This article is about the musical group. For the character in novels by Stephen King, see Crimson King.
King Crimson is a progressive rock band founded by guitarist Robert Fripp and drummer Michael Giles in 1969. They have typically been categorised as a foundational progressive rock group, although they have incorporated diverse influences and instrumentation drawing from jazz, classical and experimental music to psychedelic, heavy metal, new wave, hard rock, gamelan, folk music, electronica and drum and bass. Originating in England, the band has had a mixture of English and American personnel since 1981.
King Crimson have garnered little radio or music video airplay but gained a large cult following. Their debut album, In the Court of the Crimson King, is widely regarded as a landmark in progressive rock, while the group’s later excursions into even more unconventional territory have been influential on many contemporary musical artists. King Crimson’s membership has fluctuated considerably throughout its existence, with eighteen musicians and two lyricists passing through the ranks as full band members. The band developed a greater degree of stability later on in its history, with current (and fifth) frontman Adrian Belew having been a member of King Crimson since 1981 and drummer Bill Bruford staying with the band for nine years of active existence (1973-75, 1981-84 and 1994-97)
Today, King Crimson’s early music is considered to owe a lot to the compositional frameworks of jazz innovators like Charles Mingus and John McLaughlin, fused with British pop and classical music. The early 1970s were King Crimson’s least stable period, with many personnel changes and disjunctions between studio and live sound as the band explored elements of jazz, funk and chamber classical music. In the mid-’70s the band had a more stable lineup and developed an improvisational sound influenced by hard rock, before breaking up in 1974. The band re-formed with a new line-up in 1981 for three years (this time influenced by New Wave and gamelan music) before breaking up again for around a decade.
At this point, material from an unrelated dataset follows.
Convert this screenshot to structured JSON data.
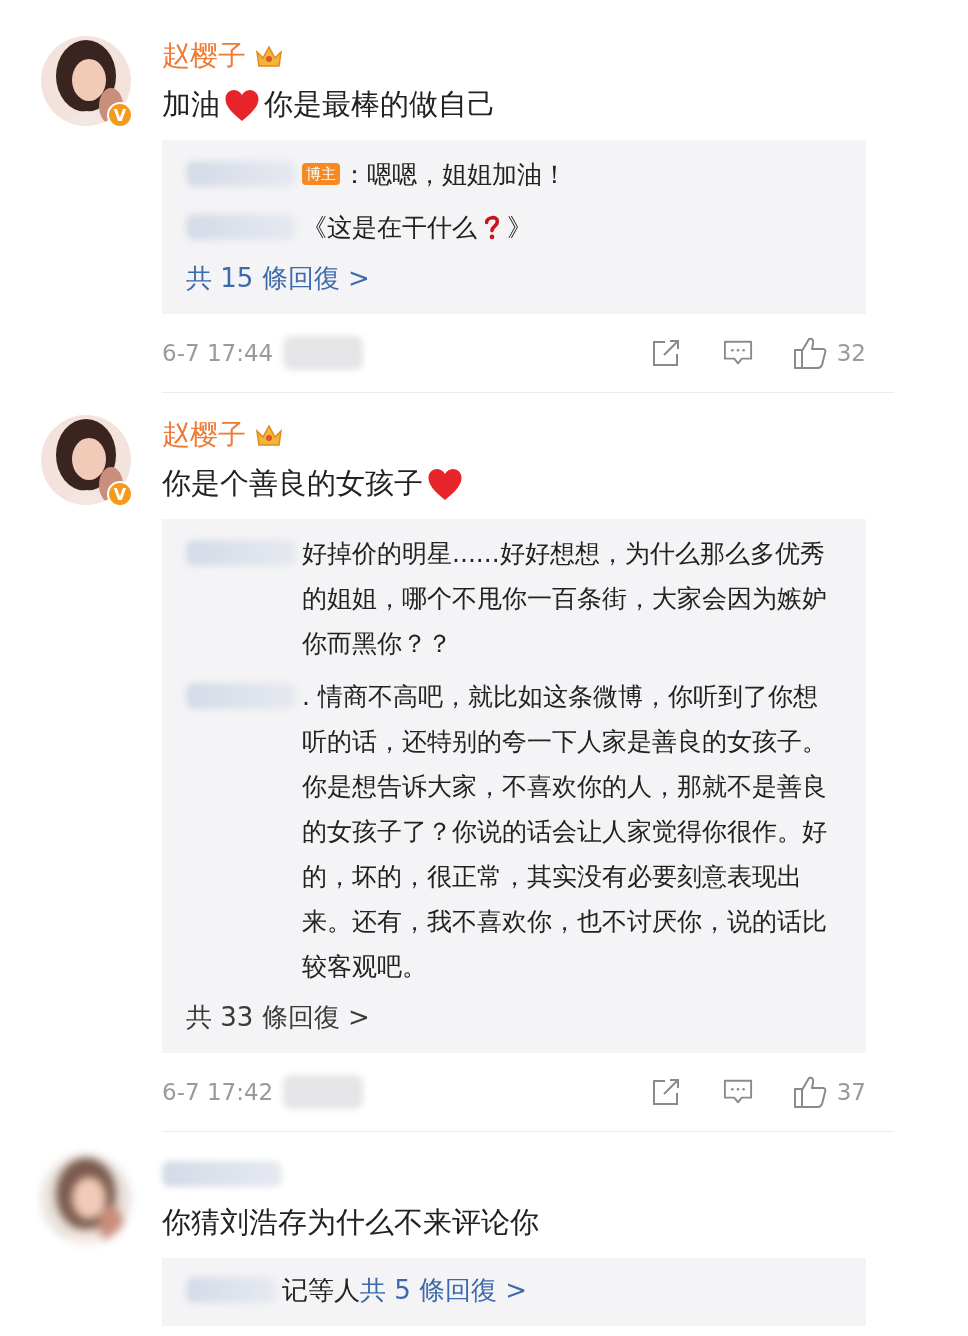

Following their 1994 reunion (with extra personnel), King Crimson blended aspects of their 1980s and 1970s sound with influences from more recent musical genres such as industrial rock and grunge (the latter itself a genre initially influenced by King Crimson). The band’s efforts to blend additional elements into their music have continued into the 21st century, with more recent developments including drum and bass-styled rhythm loops and extensive use of MIDI and guitar synthesis.